How to Get the Most of Your Doctor's Appointment
Two members of ENFA have attended European League Against Rheumatism (EULAR) patient conference in Sofia, Bulgaria. Patients from all European countries representing any of the 200 musculoskeletal conditions, from arthritis, fibromyalgia to back conditions were working over 4 days with researchers and healthcare professionals and sharing best practice.
ENFA’s representatives said: ‘’It was very empowering seeing patients from all over Europe working in the same direction – to improve healthcare outcomes for people in their countries. The theme of the event was on patients taking control over their care. It means patients’ being informed, active and working together with their doctors in the management of their conditions. This working together with the doctors is called by the medical profession shared-decision making. It means that the patient is being treated on the same level as the doctor, is being appropriately informed and involved in all decision related to his/her care, his/her wishes are being respected and is given a choice. The decisions are being made together by the patient and the doctor.’’.

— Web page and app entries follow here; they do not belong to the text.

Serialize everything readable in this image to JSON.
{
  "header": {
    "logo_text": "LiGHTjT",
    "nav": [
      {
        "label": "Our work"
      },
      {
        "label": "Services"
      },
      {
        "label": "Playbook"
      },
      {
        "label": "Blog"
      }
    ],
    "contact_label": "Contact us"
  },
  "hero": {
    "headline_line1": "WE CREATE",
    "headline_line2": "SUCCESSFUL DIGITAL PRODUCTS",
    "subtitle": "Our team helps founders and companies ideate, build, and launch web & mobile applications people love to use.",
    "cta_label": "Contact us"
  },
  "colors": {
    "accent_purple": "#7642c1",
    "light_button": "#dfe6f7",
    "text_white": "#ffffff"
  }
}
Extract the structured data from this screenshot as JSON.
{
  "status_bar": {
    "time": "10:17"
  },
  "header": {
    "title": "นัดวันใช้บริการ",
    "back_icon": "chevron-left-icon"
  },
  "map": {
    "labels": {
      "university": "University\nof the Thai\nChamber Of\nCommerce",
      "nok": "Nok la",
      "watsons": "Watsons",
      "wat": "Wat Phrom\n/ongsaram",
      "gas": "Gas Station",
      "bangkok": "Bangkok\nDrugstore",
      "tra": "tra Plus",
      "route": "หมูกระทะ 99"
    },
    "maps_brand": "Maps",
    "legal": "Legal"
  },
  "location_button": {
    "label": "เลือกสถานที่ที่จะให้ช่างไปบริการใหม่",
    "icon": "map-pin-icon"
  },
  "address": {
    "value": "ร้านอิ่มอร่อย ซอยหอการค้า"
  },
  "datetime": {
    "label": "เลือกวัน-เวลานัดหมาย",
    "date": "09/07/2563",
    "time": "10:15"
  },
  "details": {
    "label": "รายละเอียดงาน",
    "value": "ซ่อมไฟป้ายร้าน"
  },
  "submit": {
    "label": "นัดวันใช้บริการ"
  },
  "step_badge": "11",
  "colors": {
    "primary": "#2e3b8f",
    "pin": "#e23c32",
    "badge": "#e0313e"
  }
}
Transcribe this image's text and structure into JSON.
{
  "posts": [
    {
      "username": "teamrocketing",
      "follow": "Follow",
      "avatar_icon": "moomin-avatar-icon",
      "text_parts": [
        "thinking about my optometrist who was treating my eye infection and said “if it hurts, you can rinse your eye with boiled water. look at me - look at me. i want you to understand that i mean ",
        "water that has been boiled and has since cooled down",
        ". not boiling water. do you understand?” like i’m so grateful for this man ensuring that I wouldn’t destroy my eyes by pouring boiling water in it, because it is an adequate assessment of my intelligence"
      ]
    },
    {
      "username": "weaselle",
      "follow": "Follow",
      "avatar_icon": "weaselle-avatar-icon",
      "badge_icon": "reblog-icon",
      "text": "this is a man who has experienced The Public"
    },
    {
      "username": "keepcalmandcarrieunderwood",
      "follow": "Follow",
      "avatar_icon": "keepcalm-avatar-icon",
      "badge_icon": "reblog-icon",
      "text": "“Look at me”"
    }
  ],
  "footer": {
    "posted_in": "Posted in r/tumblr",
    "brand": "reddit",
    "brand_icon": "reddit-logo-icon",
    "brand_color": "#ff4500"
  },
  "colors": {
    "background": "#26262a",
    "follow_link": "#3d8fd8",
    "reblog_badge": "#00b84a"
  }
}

Here we have written some tips to help you get the most of your doctor’s appointment:
1. Be prepared, do your homework. Research your condition, symptoms, possible treatments and tests in advance of the visit. Libraries are a good source of information and there are books about most conditions. Keeping a diary of your symptoms is another great way of preparation. Request a copy of your previous test results and analyse them prior to your visit.
2. List on a paper all questions, medication, symptoms, including those that you think may be not related and any other relevant information and use this during an appointment. Prepare your arguments for course of action or any tests that you think are needed.
3. Respect and be respected. If you feel that you are not respected or that the doctor doesn’t pay adequate attention to what you are saying, for example, by typing and not looking at you, ask politely him or her to stop doing it, to look at you and to listen.
4. Request all relevant information to be explained to you. You can ask for a print out of information on any medicine the doctor is suggesting you should take. Discuss with the doctor the side effects of any medication or treatment and risks involved.
5. You can ask for other than drug treatments, like physiotherapy, massage, heat therapy, hypnotherapy, cognitive behavioural therapy. Ask the doctor about any relevant relaxation techniques and treatments or about referral to a specialist or a pain clinic.
6. Remember, you know your body best. If something doesn’t feel right for you, say it, state your reason and ask for a different treatment. A good doctor will take into account your other needs, your lifestyle, your family, work and other commitments. One size doesn’t fit all and if a treatment is good for your neighbour, it doesn’t mean that it will be good for you. A good doctor will see you as a human being with all your needs. Practical and economic issues, like transport, must also be taken into account when discussing treatment options with your doctor.
7. If you need extra support, bring with you a family member or other trusted person.
8. If you disagree with doctor’s decision you can request a second opinion, that is, opinion of another doctor. Use this right every time you feel it is needed.
9. The best relationship between a doctor and a patient is based on trust. Ask to see the same trusted doctor every time.
Ensure that you are really listened to, respected, being explained things, given a choice and that the decisions are being made together by you and your doctor and not being made for you. Take ownership for your own healthcare.